TASK OBJECTIVE:
Could you print all the entries exactly?

RECORDS FOR THIS TASK:
::::::::::

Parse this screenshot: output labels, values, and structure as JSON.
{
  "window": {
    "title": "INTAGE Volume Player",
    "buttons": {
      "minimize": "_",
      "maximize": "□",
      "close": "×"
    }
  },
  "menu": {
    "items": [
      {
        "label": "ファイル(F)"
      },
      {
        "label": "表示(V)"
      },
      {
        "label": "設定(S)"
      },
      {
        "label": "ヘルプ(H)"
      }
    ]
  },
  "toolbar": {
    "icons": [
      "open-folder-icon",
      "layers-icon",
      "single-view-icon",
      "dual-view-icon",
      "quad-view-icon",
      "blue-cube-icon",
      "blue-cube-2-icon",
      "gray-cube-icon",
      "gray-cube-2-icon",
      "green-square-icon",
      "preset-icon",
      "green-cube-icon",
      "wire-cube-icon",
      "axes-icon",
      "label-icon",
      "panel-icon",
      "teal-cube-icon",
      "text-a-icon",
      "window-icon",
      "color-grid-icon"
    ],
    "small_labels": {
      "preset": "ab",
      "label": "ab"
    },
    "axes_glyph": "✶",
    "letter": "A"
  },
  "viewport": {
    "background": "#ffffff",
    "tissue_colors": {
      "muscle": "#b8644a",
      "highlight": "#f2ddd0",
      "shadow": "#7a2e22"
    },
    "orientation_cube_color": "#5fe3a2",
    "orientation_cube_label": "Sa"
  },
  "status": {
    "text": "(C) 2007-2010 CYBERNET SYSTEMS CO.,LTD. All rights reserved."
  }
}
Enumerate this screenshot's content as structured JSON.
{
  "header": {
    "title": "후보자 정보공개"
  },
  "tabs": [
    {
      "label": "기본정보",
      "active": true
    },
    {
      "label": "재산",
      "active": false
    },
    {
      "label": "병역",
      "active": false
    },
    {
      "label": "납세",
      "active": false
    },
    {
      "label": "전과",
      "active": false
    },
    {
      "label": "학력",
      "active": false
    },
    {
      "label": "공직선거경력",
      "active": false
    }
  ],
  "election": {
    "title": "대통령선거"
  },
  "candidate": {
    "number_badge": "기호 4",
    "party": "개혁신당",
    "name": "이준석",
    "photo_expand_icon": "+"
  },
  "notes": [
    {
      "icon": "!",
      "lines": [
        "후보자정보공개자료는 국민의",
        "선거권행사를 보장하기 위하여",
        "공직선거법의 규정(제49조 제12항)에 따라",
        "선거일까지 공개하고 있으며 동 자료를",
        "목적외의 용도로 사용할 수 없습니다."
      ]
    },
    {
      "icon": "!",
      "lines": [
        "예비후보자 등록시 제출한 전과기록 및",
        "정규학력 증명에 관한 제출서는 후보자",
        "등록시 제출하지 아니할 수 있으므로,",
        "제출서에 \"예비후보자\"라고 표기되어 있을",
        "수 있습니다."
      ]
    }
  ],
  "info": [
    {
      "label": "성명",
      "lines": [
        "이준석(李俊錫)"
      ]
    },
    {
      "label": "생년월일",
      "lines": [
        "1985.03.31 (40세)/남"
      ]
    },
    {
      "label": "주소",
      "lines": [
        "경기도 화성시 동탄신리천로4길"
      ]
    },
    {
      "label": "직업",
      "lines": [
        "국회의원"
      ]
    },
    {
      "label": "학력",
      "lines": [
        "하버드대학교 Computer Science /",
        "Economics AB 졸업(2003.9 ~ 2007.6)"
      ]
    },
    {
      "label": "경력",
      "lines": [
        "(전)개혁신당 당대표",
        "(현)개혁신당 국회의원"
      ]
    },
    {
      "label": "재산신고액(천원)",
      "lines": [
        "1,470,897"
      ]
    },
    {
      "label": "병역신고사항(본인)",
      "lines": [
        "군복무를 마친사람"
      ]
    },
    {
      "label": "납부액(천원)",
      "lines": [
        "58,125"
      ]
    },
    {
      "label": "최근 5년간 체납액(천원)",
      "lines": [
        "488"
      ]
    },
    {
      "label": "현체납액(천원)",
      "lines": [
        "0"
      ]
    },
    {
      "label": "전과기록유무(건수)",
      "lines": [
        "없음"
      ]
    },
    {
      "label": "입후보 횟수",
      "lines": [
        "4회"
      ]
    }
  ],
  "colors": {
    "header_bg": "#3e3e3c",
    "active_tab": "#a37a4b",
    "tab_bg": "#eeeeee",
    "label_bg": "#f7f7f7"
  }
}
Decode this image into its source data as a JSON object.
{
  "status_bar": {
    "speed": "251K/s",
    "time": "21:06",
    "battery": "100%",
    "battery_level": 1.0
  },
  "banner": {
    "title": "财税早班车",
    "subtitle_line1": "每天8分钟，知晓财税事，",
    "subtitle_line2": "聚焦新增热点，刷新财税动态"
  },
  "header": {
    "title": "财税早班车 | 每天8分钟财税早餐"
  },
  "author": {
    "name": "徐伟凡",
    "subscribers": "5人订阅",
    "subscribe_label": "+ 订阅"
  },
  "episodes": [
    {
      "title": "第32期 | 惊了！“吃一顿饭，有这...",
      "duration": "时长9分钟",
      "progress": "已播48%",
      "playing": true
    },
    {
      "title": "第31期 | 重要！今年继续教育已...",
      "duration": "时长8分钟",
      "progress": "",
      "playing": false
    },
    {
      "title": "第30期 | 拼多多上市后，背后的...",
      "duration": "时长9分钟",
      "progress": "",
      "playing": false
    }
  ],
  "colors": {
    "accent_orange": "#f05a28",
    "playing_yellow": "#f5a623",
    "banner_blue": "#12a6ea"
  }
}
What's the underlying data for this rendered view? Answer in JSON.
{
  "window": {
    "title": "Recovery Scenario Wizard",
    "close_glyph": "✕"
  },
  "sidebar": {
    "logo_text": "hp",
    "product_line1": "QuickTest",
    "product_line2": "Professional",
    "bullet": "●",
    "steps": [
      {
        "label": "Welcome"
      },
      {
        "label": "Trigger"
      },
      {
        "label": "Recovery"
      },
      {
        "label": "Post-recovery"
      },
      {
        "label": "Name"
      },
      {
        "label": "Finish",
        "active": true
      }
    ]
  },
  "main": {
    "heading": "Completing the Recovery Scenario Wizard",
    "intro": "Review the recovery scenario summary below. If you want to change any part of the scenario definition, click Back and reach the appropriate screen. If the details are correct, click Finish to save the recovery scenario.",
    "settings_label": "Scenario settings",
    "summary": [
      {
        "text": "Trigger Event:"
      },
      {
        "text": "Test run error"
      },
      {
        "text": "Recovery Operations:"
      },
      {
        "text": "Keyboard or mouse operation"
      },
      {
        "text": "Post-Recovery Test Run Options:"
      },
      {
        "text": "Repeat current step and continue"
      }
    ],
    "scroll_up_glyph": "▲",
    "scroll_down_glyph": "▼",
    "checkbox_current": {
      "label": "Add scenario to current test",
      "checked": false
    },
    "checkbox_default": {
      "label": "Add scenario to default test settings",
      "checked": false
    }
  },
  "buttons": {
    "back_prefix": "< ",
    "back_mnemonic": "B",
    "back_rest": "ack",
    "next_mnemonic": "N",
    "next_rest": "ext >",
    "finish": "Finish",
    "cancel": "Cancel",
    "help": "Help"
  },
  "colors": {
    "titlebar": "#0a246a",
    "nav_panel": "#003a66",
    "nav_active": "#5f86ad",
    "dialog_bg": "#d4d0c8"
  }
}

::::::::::

ANSWER BELOW:
Parse this screenshot: output labels, values, and structure as JSON.
{
  "window": {
    "title": "INTAGE Volume Player",
    "buttons": {
      "minimize": "_",
      "maximize": "□",
      "close": "×"
    }
  },
  "menu": {
    "items": [
      {
        "label": "ファイル(F)"
      },
      {
        "label": "表示(V)"
      },
      {
        "label": "設定(S)"
      },
      {
        "label": "ヘルプ(H)"
      }
    ]
  },
  "toolbar": {
    "icons": [
      "open-folder-icon",
      "layers-icon",
      "single-view-icon",
      "dual-view-icon",
      "quad-view-icon",
      "blue-cube-icon",
      "blue-cube-2-icon",
      "gray-cube-icon",
      "gray-cube-2-icon",
      "green-square-icon",
      "preset-icon",
      "green-cube-icon",
      "wire-cube-icon",
      "axes-icon",
      "label-icon",
      "panel-icon",
      "teal-cube-icon",
      "text-a-icon",
      "window-icon",
      "color-grid-icon"
    ],
    "small_labels": {
      "preset": "ab",
      "label": "ab"
    },
    "axes_glyph": "✶",
    "letter": "A"
  },
  "viewport": {
    "background": "#ffffff",
    "tissue_colors": {
      "muscle": "#b8644a",
      "highlight": "#f2ddd0",
      "shadow": "#7a2e22"
    },
    "orientation_cube_color": "#5fe3a2",
    "orientation_cube_label": "Sa"
  },
  "status": {
    "text": "(C) 2007-2010 CYBERNET SYSTEMS CO.,LTD. All rights reserved."
  }
}
Enumerate this screenshot's content as structured JSON.
{
  "header": {
    "title": "후보자 정보공개"
  },
  "tabs": [
    {
      "label": "기본정보",
      "active": true
    },
    {
      "label": "재산",
      "active": false
    },
    {
      "label": "병역",
      "active": false
    },
    {
      "label": "납세",
      "active": false
    },
    {
      "label": "전과",
      "active": false
    },
    {
      "label": "학력",
      "active": false
    },
    {
      "label": "공직선거경력",
      "active": false
    }
  ],
  "election": {
    "title": "대통령선거"
  },
  "candidate": {
    "number_badge": "기호 4",
    "party": "개혁신당",
    "name": "이준석",
    "photo_expand_icon": "+"
  },
  "notes": [
    {
      "icon": "!",
      "lines": [
        "후보자정보공개자료는 국민의",
        "선거권행사를 보장하기 위하여",
        "공직선거법의 규정(제49조 제12항)에 따라",
        "선거일까지 공개하고 있으며 동 자료를",
        "목적외의 용도로 사용할 수 없습니다."
      ]
    },
    {
      "icon": "!",
      "lines": [
        "예비후보자 등록시 제출한 전과기록 및",
        "정규학력 증명에 관한 제출서는 후보자",
        "등록시 제출하지 아니할 수 있으므로,",
        "제출서에 \"예비후보자\"라고 표기되어 있을",
        "수 있습니다."
      ]
    }
  ],
  "info": [
    {
      "label": "성명",
      "lines": [
        "이준석(李俊錫)"
      ]
    },
    {
      "label": "생년월일",
      "lines": [
        "1985.03.31 (40세)/남"
      ]
    },
    {
      "label": "주소",
      "lines": [
        "경기도 화성시 동탄신리천로4길"
      ]
    },
    {
      "label": "직업",
      "lines": [
        "국회의원"
      ]
    },
    {
      "label": "학력",
      "lines": [
        "하버드대학교 Computer Science /",
        "Economics AB 졸업(2003.9 ~ 2007.6)"
      ]
    },
    {
      "label": "경력",
      "lines": [
        "(전)개혁신당 당대표",
        "(현)개혁신당 국회의원"
      ]
    },
    {
      "label": "재산신고액(천원)",
      "lines": [
        "1,470,897"
      ]
    },
    {
      "label": "병역신고사항(본인)",
      "lines": [
        "군복무를 마친사람"
      ]
    },
    {
      "label": "납부액(천원)",
      "lines": [
        "58,125"
      ]
    },
    {
      "label": "최근 5년간 체납액(천원)",
      "lines": [
        "488"
      ]
    },
    {
      "label": "현체납액(천원)",
      "lines": [
        "0"
      ]
    },
    {
      "label": "전과기록유무(건수)",
      "lines": [
        "없음"
      ]
    },
    {
      "label": "입후보 횟수",
      "lines": [
        "4회"
      ]
    }
  ],
  "colors": {
    "header_bg": "#3e3e3c",
    "active_tab": "#a37a4b",
    "tab_bg": "#eeeeee",
    "label_bg": "#f7f7f7"
  }
}
Decode this image into its source data as a JSON object.
{
  "status_bar": {
    "speed": "251K/s",
    "time": "21:06",
    "battery": "100%",
    "battery_level": 1.0
  },
  "banner": {
    "title": "财税早班车",
    "subtitle_line1": "每天8分钟，知晓财税事，",
    "subtitle_line2": "聚焦新增热点，刷新财税动态"
  },
  "header": {
    "title": "财税早班车 | 每天8分钟财税早餐"
  },
  "author": {
    "name": "徐伟凡",
    "subscribers": "5人订阅",
    "subscribe_label": "+ 订阅"
  },
  "episodes": [
    {
      "title": "第32期 | 惊了！“吃一顿饭，有这...",
      "duration": "时长9分钟",
      "progress": "已播48%",
      "playing": true
    },
    {
      "title": "第31期 | 重要！今年继续教育已...",
      "duration": "时长8分钟",
      "progress": "",
      "playing": false
    },
    {
      "title": "第30期 | 拼多多上市后，背后的...",
      "duration": "时长9分钟",
      "progress": "",
      "playing": false
    }
  ],
  "colors": {
    "accent_orange": "#f05a28",
    "playing_yellow": "#f5a623",
    "banner_blue": "#12a6ea"
  }
}
What's the underlying data for this rendered view? Answer in JSON.
{
  "window": {
    "title": "Recovery Scenario Wizard",
    "close_glyph": "✕"
  },
  "sidebar": {
    "logo_text": "hp",
    "product_line1": "QuickTest",
    "product_line2": "Professional",
    "bullet": "●",
    "steps": [
      {
        "label": "Welcome"
      },
      {
        "label": "Trigger"
      },
      {
        "label": "Recovery"
      },
      {
        "label": "Post-recovery"
      },
      {
        "label": "Name"
      },
      {
        "label": "Finish",
        "active": true
      }
    ]
  },
  "main": {
    "heading": "Completing the Recovery Scenario Wizard",
    "intro": "Review the recovery scenario summary below. If you want to change any part of the scenario definition, click Back and reach the appropriate screen. If the details are correct, click Finish to save the recovery scenario.",
    "settings_label": "Scenario settings",
    "summary": [
      {
        "text": "Trigger Event:"
      },
      {
        "text": "Test run error"
      },
      {
        "text": "Recovery Operations:"
      },
      {
        "text": "Keyboard or mouse operation"
      },
      {
        "text": "Post-Recovery Test Run Options:"
      },
      {
        "text": "Repeat current step and continue"
      }
    ],
    "scroll_up_glyph": "▲",
    "scroll_down_glyph": "▼",
    "checkbox_current": {
      "label": "Add scenario to current test",
      "checked": false
    },
    "checkbox_default": {
      "label": "Add scenario to default test settings",
      "checked": false
    }
  },
  "buttons": {
    "back_prefix": "< ",
    "back_mnemonic": "B",
    "back_rest": "ack",
    "next_mnemonic": "N",
    "next_rest": "ext >",
    "finish": "Finish",
    "cancel": "Cancel",
    "help": "Help"
  },
  "colors": {
    "titlebar": "#0a246a",
    "nav_panel": "#003a66",
    "nav_active": "#5f86ad",
    "dialog_bg": "#d4d0c8"
  }
}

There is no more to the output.